Alain de Botton and his school of savants The School of Life “devoted to developing emotional intelligence through the help of culture” (a MENSA equivalent of the University of Life, I guess), has shared with us a fun animation that answers the question “What exactly is literature good for?” And it produces four concise answers: It saves you time; it makes you nicer; it’s a cure for loneliness; it prepares you for failure.
For the first, the rationale runs: “Literature is the greatest reality simulator — a machine that puts you through infinitely more situations than you can ever directly witness.” And, it continues, “It lets you feel – safely, that’s important – what it’s like to get divorced, or kill someone.”
Secondly, “Literature performs the basic magic of what things look like though someone else’s point of view; it allows us to consider the consequences of our actions on others in a way we otherwise wouldn’t.”
Thirdly, there is the inner monologue that is no longer inner. “In books we find descriptions of who we genuinely are and what events, described with an honesty quite different from what ordinary conversation allows for. In the best books, it’s as if the writer knows us better than we know ourselves.”

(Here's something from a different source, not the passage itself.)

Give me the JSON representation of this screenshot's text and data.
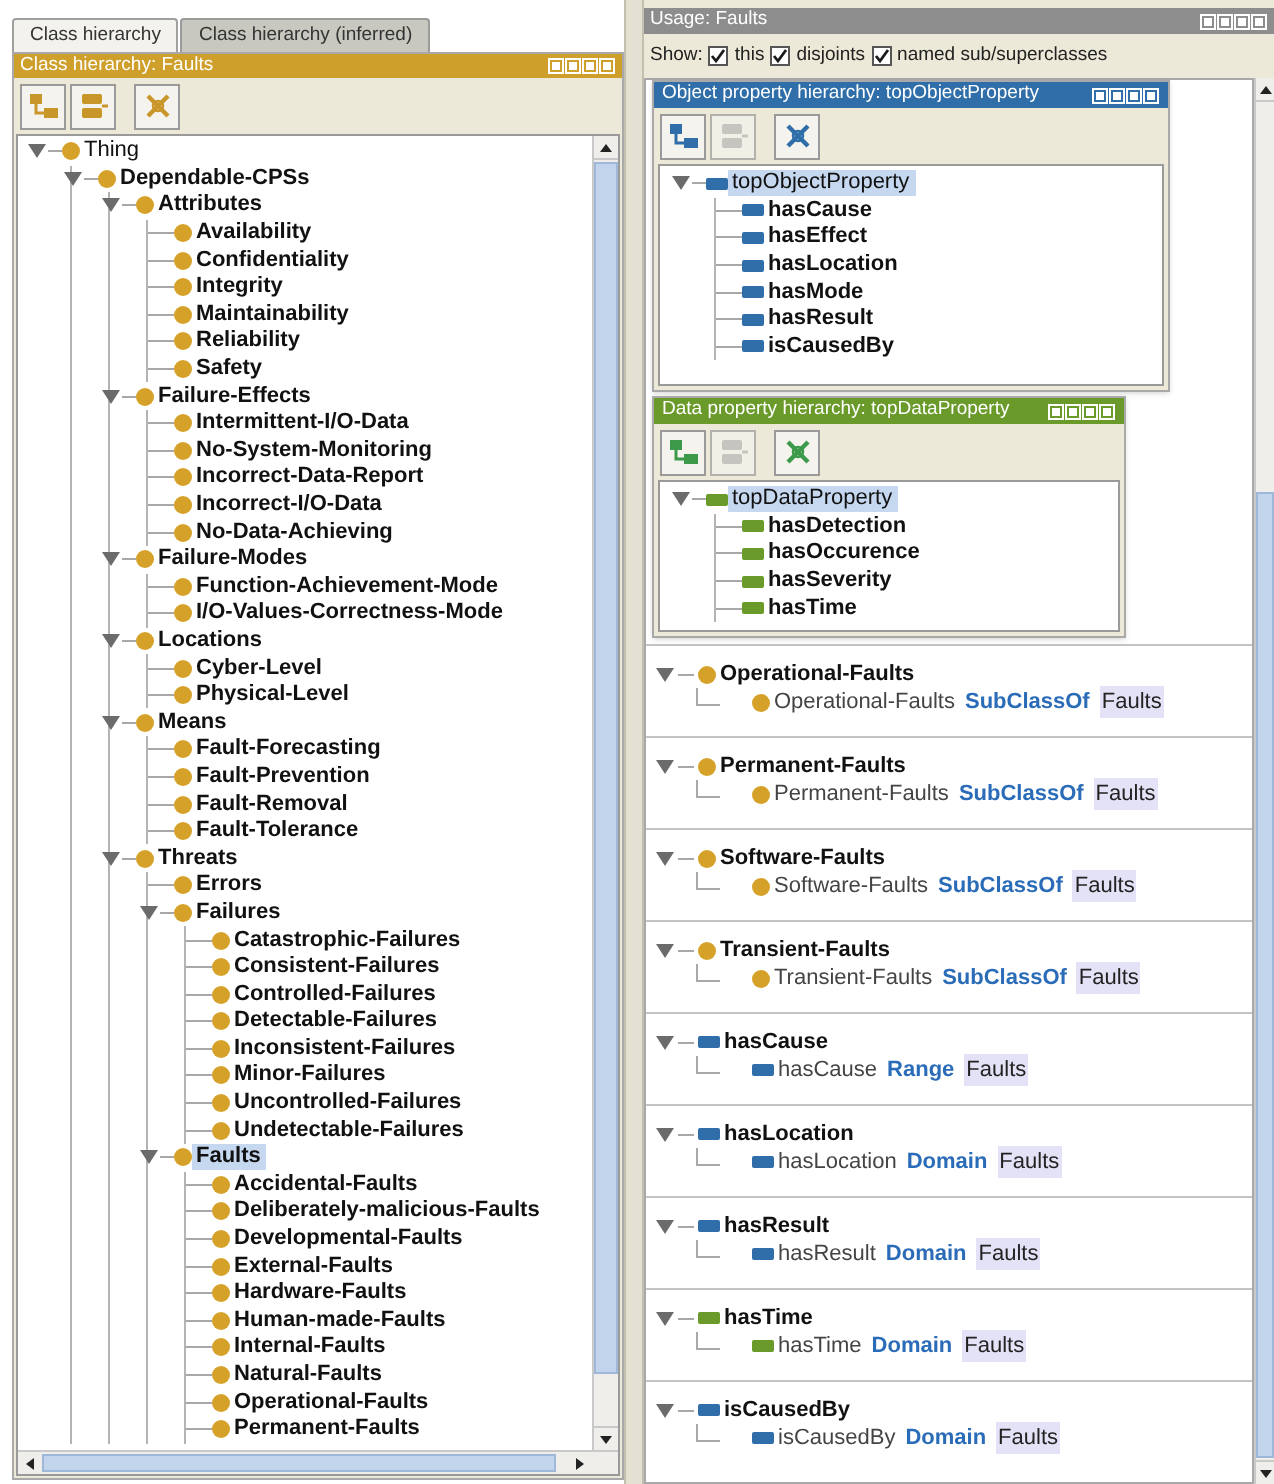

And then finally, “a lot of literature is also about failure — in one way or another, a great many novels, plays, poems are about people who messed up… Great books don’t judge as harshly or as one-dimensionally as the media.”
Probably most Teleread readers don’t need to see literature justify itself. But it’s good, and fun, to have this all the same.